The deal, which will replace the current pricing scheme for branded medicines, will see current NHS drug spending frozen for two years. The pharmaceutical industry will 'absorb' any additional cost beyond this limit, the DH said. There had previously been an agreed price cut on the branded medicines sold to the NHS, but there was no limit on the overall cost. The updated Pharmaceutical Price Regulation Scheme (PPRS) will now push the cuts onto the industry and away from the NHS.
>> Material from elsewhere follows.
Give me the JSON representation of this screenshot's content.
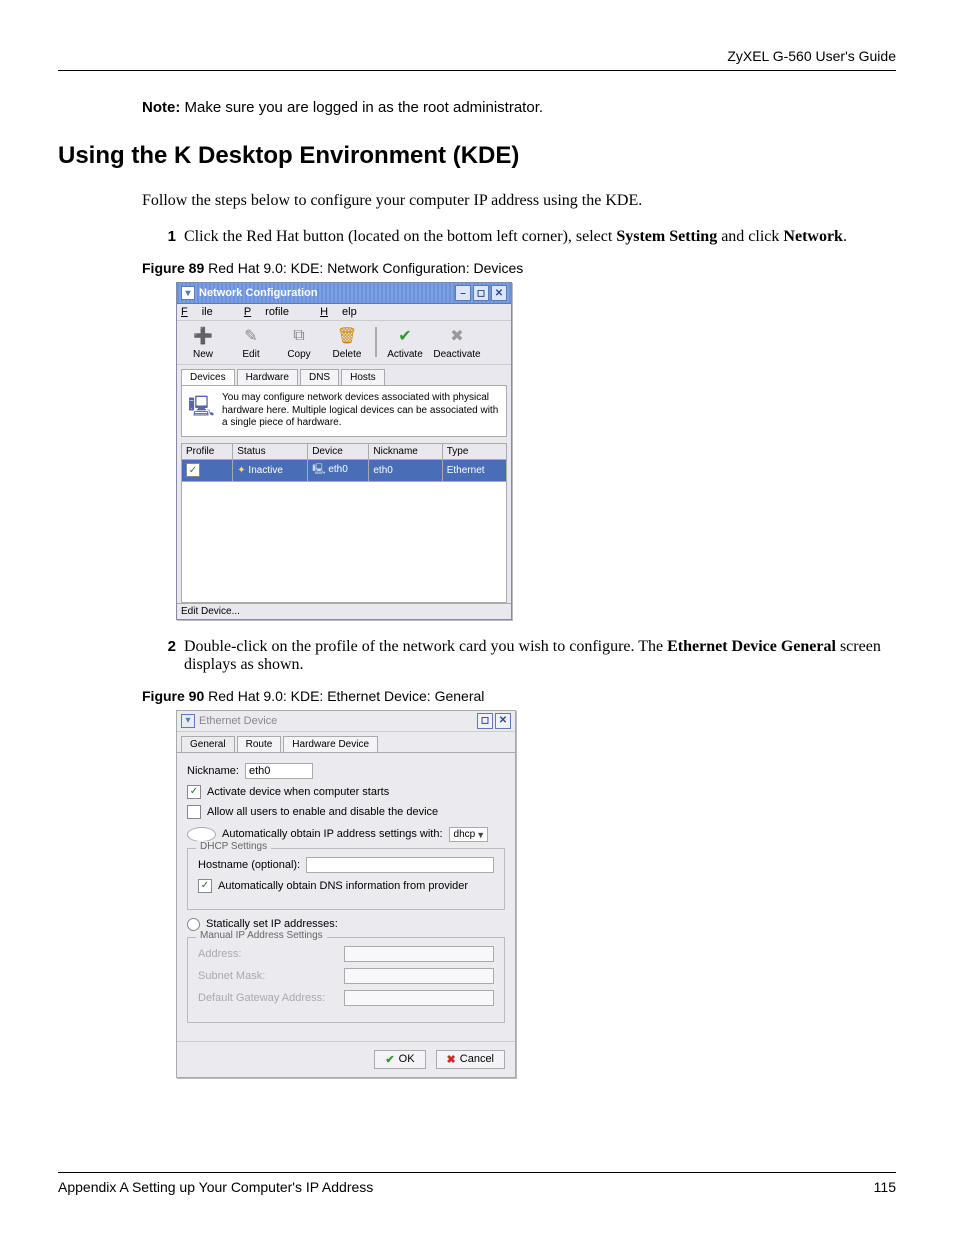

Health secretary Jeremy Hunt said: 'This agreement ensures NHS patients will receive the best and most advanced medicines in the world while managing the cost. 'UK pharmaceutical companies have responded to the challenges we face as a country, both in terms of the increased demand for medicines and pressure on public spending. I hope in return we have given them the certainty and backing they need to flourish as a sector both here and in the global market.'
The DH said NHS costs for branded medicines had risen 5% per year on average over previous years and that the deal would lead to 'significant savings'. The programme remains voluntary, but the DH has said the statutory scheme for companies that do not take part will ensure a 15% price cut for the NHS. The Pharmaceutical Price Regulation Scheme (PPRS) is a voluntary scheme usually re-negotiated every five years. This scheme applies to all licensed prescription medicines to which the manufacturer has applied a brand name.
ABPI president Deepak Khana added: "It should not be underestimated how tough this deal is for the industry. "The negotiations were built on a myth that medicines are expensive in the UK, which is not true. The UK already spends amongst the lowest on medicines as a percentage of [gross domestic product] and has some of the lowest prices in Europe, yet UK patients still do not always get access to the most innovative medicines."
Will this affect us? I don`t think so. Will this affect patient care? I think there will be an increase in choice. Watch this space!
Dr John Shapter – QCS Expert GP Contributor